### WORK TO BE COMPLETED
Search for the word "show" in the entries. Each line that holds it should be copied.

### Component data from apps and pages
┌────────
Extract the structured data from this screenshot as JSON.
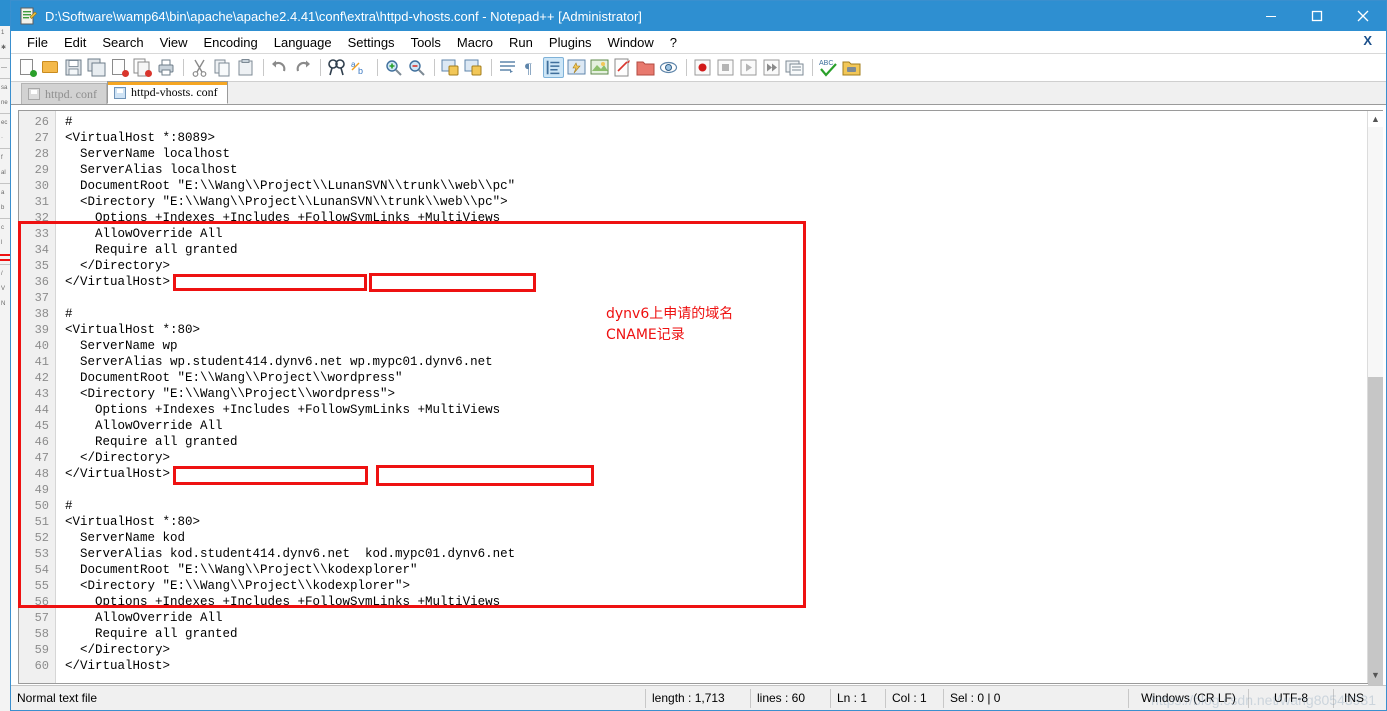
{
  "window": {
    "title": "D:\\Software\\wamp64\\bin\\apache\\apache2.4.41\\conf\\extra\\httpd-vhosts.conf - Notepad++ [Administrator]",
    "title_icon": "notepad-plus-plus-icon",
    "minimize_label": "—",
    "maximize_label": "□",
    "close_label": "✕",
    "titlebar_color": "#2e8fd1"
  },
  "menu": {
    "items": [
      {
        "label": "File"
      },
      {
        "label": "Edit"
      },
      {
        "label": "Search"
      },
      {
        "label": "View"
      },
      {
        "label": "Encoding"
      },
      {
        "label": "Language"
      },
      {
        "label": "Settings"
      },
      {
        "label": "Tools"
      },
      {
        "label": "Macro"
      },
      {
        "label": "Run"
      },
      {
        "label": "Plugins"
      },
      {
        "label": "Window"
      },
      {
        "label": "?"
      }
    ],
    "close_doc_label": "X"
  },
  "toolbar": {
    "icons": [
      "new-file-icon",
      "open-file-icon",
      "save-icon",
      "save-all-icon",
      "close-file-icon",
      "close-all-files-icon",
      "print-icon",
      "cut-icon",
      "copy-icon",
      "paste-icon",
      "undo-icon",
      "redo-icon",
      "find-icon",
      "replace-icon",
      "zoom-in-icon",
      "zoom-out-icon",
      "sync-vertical-scroll-icon",
      "sync-horizontal-scroll-icon",
      "word-wrap-icon",
      "show-all-characters-icon",
      "show-indent-guide-icon",
      "user-defined-dialog-icon",
      "document-map-icon",
      "function-list-icon",
      "folder-as-workspace-icon",
      "monitoring-icon",
      "record-macro-icon",
      "stop-recording-icon",
      "play-macro-icon",
      "run-macro-multiple-icon",
      "save-macro-icon",
      "spell-check-icon",
      "run-icon"
    ],
    "selected_icon": "show-indent-guide-icon"
  },
  "tabs": [
    {
      "label": "httpd. conf",
      "active": false
    },
    {
      "label": "httpd-vhosts. conf",
      "active": true
    }
  ],
  "editor": {
    "first_line_number": 26,
    "lines": [
      {
        "n": 26,
        "text": "#"
      },
      {
        "n": 27,
        "text": "<VirtualHost *:8089>"
      },
      {
        "n": 28,
        "text": "  ServerName localhost"
      },
      {
        "n": 29,
        "text": "  ServerAlias localhost"
      },
      {
        "n": 30,
        "text": "  DocumentRoot \"E:\\\\Wang\\\\Project\\\\LunanSVN\\\\trunk\\\\web\\\\pc\""
      },
      {
        "n": 31,
        "text": "  <Directory \"E:\\\\Wang\\\\Project\\\\LunanSVN\\\\trunk\\\\web\\\\pc\">"
      },
      {
        "n": 32,
        "text": "    Options +Indexes +Includes +FollowSymLinks +MultiViews"
      },
      {
        "n": 33,
        "text": "    AllowOverride All"
      },
      {
        "n": 34,
        "text": "    Require all granted"
      },
      {
        "n": 35,
        "text": "  </Directory>"
      },
      {
        "n": 36,
        "text": "</VirtualHost>"
      },
      {
        "n": 37,
        "text": ""
      },
      {
        "n": 38,
        "text": "#"
      },
      {
        "n": 39,
        "text": "<VirtualHost *:80>"
      },
      {
        "n": 40,
        "text": "  ServerName wp"
      },
      {
        "n": 41,
        "text": "  ServerAlias wp.student414.dynv6.net wp.mypc01.dynv6.net"
      },
      {
        "n": 42,
        "text": "  DocumentRoot \"E:\\\\Wang\\\\Project\\\\wordpress\""
      },
      {
        "n": 43,
        "text": "  <Directory \"E:\\\\Wang\\\\Project\\\\wordpress\">"
      },
      {
        "n": 44,
        "text": "    Options +Indexes +Includes +FollowSymLinks +MultiViews"
      },
      {
        "n": 45,
        "text": "    AllowOverride All"
      },
      {
        "n": 46,
        "text": "    Require all granted"
      },
      {
        "n": 47,
        "text": "  </Directory>"
      },
      {
        "n": 48,
        "text": "</VirtualHost>"
      },
      {
        "n": 49,
        "text": ""
      },
      {
        "n": 50,
        "text": "#"
      },
      {
        "n": 51,
        "text": "<VirtualHost *:80>"
      },
      {
        "n": 52,
        "text": "  ServerName kod"
      },
      {
        "n": 53,
        "text": "  ServerAlias kod.student414.dynv6.net  kod.mypc01.dynv6.net"
      },
      {
        "n": 54,
        "text": "  DocumentRoot \"E:\\\\Wang\\\\Project\\\\kodexplorer\""
      },
      {
        "n": 55,
        "text": "  <Directory \"E:\\\\Wang\\\\Project\\\\kodexplorer\">"
      },
      {
        "n": 56,
        "text": "    Options +Indexes +Includes +FollowSymLinks +MultiViews"
      },
      {
        "n": 57,
        "text": "    AllowOverride All"
      },
      {
        "n": 58,
        "text": "    Require all granted"
      },
      {
        "n": 59,
        "text": "  </Directory>"
      },
      {
        "n": 60,
        "text": "</VirtualHost>"
      }
    ]
  },
  "annotations": {
    "color": "#ee1111",
    "note_line_1": "dynv6上申请的域名",
    "note_line_2": "CNAME记录",
    "highlighted_values": [
      "wp.student414.dynv6.net",
      "wp.mypc01.dynv6.net",
      "kod.student414.dynv6.net",
      "kod.mypc01.dynv6.net"
    ]
  },
  "status_bar": {
    "file_type": "Normal text file",
    "length": "length : 1,713",
    "lines": "lines : 60",
    "ln": "Ln : 1",
    "col": "Col : 1",
    "sel": "Sel : 0 | 0",
    "eol": "Windows (CR LF)",
    "encoding": "UTF-8",
    "insert_mode": "INS",
    "watermark": "https://blog.csdn.net/wang80543931"
  }
}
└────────
### SOLUTION
      "show-all-characters-icon",
      "show-indent-guide-icon",
    "selected_icon": "show-indent-guide-icon"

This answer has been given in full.